With reduced interest rates and frozen allowances affecting more individuals, ISAs are becoming a tax-efficient investment option for many individuals. Shawbrook Bank has seen a dramatic increase in cash ISA accounts by 73 percent from January to May 2023 compared to the same period last year. While these accounts remain a popular option amongst Britons, there are a few misconceptions about how they work. Rob Morgan, chief investment analyst at Charles Stanley, said: Despite their popularity and having existed for more than two decades, there is clearly much confusion about how they work.

Charles Stanley, research chief, said nearly three-quarters don't know what a flexible ISA is, with more than a quarter having never heard of one. Up to 11 percent of people think it allows them to increase their ISA contribution, while 20 percent of them think it allows them to exchange their cash ISA to a stocks and shares ISA or vice versa. It allows nine percent of them to transfer their ISA to someone else. Express Money spoke to experts about the most common ISA misconceptions, conducting research on the most common ISA misconceptions. There are 19 percent of survey respondents who believe people can only have one ISA at a time.

Rowan Harding, the financial planner at Path Financial, said: People can have as many ISAs as they want and spread their £20,000 tax-free personal allowance across these. He added that you have the flexibility to split your tax-free allowance across as many ISAs and ISA types as you wish. If you invest £10, you can invest in a Stocks and Shares ISA and the rest of the money in a Cash ISA. It is a helpful option for those who want to use their investment for different purposes and over varying periods of time, he said. Up to 16 percent of savers find themselves confused about the annual contribution rules of ISAs, most relevantly thinking they can use last year's allowance to save even more tax-free this year.

' Flexible' ISAs are available by some providers, which not only allows withdrawals but also enable savers to replace the money without losing any of their annual allowance. Sneddon said: It's an excellent way to maximize your allowance, easily access your cash when you need it, and easily replace the money back into the ISA before the end of the tax year. Up to 17 percent of savers believe ISAs are the only tax-efficient savings option.

While ISAs are often the first port of call for investors looking to save tax, pensions are'more tax efficient than ISAs' for many people, experts at Charles Stanley have said. s no tax on gain or income on investments in a pension, Mr. Stanley said.

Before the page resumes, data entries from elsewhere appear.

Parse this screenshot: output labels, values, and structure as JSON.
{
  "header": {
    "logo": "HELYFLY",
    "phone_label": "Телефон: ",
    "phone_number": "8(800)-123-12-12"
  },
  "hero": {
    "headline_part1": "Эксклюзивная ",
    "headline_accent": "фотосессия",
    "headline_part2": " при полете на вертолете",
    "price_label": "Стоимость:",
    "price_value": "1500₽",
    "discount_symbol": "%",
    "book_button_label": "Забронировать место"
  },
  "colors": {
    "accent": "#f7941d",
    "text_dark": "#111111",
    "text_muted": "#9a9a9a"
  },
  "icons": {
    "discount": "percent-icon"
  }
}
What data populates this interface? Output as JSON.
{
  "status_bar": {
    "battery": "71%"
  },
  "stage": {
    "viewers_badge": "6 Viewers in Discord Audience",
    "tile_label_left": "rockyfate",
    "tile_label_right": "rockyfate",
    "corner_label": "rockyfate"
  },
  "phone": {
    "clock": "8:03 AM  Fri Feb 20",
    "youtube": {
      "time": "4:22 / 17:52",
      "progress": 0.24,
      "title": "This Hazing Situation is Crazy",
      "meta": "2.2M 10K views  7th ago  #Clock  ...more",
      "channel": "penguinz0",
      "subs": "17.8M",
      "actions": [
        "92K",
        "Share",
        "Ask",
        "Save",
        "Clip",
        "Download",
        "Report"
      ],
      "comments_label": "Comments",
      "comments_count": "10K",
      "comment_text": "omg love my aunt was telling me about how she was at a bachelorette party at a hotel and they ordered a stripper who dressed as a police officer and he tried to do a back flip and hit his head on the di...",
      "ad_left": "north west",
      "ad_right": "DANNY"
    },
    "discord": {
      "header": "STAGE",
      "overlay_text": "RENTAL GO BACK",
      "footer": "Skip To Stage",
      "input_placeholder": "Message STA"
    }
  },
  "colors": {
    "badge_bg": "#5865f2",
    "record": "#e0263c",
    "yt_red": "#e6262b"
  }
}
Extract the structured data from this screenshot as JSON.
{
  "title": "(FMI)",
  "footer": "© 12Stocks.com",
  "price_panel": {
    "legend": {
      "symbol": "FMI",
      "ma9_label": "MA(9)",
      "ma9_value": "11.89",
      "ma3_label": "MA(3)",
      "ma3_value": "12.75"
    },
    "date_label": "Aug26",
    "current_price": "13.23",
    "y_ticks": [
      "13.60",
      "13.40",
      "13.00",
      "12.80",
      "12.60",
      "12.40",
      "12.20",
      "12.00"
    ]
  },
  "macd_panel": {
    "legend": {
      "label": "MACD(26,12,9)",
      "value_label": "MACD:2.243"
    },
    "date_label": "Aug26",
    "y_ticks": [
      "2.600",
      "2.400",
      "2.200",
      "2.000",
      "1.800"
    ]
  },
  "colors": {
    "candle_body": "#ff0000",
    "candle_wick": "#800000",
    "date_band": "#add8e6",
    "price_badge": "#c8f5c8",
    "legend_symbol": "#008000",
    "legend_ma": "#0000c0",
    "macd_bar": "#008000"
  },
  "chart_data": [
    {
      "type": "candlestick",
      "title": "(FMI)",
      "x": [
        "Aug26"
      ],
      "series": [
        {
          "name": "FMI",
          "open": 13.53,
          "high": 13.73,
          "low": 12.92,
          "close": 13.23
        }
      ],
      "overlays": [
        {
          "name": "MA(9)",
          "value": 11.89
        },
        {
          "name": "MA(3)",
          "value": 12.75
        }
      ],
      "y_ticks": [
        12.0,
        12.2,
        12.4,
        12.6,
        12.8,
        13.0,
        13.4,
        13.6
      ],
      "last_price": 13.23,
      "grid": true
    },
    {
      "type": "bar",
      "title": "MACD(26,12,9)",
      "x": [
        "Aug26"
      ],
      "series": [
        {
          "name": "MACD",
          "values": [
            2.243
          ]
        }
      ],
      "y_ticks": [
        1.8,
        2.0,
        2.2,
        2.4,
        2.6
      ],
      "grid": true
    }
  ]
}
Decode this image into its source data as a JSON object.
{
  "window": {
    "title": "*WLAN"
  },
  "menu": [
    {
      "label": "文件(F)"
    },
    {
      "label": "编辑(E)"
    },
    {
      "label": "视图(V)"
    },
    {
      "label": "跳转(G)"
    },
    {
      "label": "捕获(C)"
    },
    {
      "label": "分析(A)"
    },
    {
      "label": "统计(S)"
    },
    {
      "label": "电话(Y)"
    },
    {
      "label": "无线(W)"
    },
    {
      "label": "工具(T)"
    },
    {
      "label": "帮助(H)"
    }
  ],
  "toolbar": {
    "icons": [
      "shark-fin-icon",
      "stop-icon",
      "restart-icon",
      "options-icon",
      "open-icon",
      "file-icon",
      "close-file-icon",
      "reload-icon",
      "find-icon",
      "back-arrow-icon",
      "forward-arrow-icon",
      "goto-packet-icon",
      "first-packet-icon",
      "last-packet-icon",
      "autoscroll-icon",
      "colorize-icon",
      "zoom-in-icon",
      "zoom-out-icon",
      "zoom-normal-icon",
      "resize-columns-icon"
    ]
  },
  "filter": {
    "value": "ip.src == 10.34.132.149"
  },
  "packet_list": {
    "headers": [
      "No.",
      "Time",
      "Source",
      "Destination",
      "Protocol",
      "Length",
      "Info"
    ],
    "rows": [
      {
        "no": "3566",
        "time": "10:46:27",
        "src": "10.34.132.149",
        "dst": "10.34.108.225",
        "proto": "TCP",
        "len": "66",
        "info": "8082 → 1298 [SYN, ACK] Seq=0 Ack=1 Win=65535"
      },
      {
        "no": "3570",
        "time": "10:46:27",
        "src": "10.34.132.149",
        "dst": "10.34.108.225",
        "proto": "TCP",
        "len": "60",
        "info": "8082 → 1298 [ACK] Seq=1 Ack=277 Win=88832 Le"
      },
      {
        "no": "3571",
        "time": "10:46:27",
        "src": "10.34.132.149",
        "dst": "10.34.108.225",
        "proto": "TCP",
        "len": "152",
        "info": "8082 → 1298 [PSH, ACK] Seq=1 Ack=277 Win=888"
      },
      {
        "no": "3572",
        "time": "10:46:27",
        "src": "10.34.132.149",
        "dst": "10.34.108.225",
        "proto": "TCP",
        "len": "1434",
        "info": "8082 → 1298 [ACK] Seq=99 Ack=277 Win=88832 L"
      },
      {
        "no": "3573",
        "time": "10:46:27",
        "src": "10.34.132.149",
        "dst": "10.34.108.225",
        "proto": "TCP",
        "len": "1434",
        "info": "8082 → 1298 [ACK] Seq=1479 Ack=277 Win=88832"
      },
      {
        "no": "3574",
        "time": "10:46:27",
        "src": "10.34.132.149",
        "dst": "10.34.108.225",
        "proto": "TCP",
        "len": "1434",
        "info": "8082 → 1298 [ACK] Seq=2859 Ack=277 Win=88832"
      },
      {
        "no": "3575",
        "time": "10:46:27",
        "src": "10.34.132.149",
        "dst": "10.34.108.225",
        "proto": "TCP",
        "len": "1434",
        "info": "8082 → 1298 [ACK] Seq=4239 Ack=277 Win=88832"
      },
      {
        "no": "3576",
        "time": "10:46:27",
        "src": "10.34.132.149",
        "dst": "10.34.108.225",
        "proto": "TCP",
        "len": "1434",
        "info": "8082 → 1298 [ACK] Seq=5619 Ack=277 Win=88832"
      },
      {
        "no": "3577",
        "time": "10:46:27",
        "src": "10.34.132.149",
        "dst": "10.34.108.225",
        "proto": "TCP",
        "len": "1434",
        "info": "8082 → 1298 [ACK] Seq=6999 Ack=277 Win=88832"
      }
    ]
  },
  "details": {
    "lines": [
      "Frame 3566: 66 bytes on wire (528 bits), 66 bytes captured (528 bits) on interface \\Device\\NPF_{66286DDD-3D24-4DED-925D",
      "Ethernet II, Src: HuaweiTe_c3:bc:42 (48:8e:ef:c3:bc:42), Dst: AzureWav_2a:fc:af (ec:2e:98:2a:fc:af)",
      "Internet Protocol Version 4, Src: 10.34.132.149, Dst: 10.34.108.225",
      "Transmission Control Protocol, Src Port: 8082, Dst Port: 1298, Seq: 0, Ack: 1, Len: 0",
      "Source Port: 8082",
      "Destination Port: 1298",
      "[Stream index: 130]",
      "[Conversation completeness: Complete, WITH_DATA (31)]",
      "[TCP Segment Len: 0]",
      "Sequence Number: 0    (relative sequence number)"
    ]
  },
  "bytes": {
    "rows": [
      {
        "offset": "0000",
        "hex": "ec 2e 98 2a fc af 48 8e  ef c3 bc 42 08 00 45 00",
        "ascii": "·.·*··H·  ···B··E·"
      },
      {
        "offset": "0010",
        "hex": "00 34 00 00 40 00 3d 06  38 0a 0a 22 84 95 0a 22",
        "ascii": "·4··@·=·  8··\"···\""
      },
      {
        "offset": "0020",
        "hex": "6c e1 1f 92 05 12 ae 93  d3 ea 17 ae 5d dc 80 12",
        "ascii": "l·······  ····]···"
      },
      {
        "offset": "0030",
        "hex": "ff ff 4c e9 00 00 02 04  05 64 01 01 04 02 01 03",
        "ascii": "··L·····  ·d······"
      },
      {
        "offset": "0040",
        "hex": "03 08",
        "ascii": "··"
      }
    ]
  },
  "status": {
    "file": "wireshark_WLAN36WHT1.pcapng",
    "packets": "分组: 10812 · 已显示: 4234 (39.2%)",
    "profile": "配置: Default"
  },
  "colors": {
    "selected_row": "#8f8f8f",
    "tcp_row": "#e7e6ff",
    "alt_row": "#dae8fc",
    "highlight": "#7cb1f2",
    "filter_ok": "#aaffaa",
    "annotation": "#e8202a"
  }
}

While there can be tax to pay when you take money out, and you have to wait until retirement age to do so, they tend to be highly advantageous for those investing for a comfortable retirement. People get taxed on any interest earned within an ISA - nine percent of people believe interest earned within an ISA gets taxed. t taxable and there is no capital gains tax to pay on profits, he said.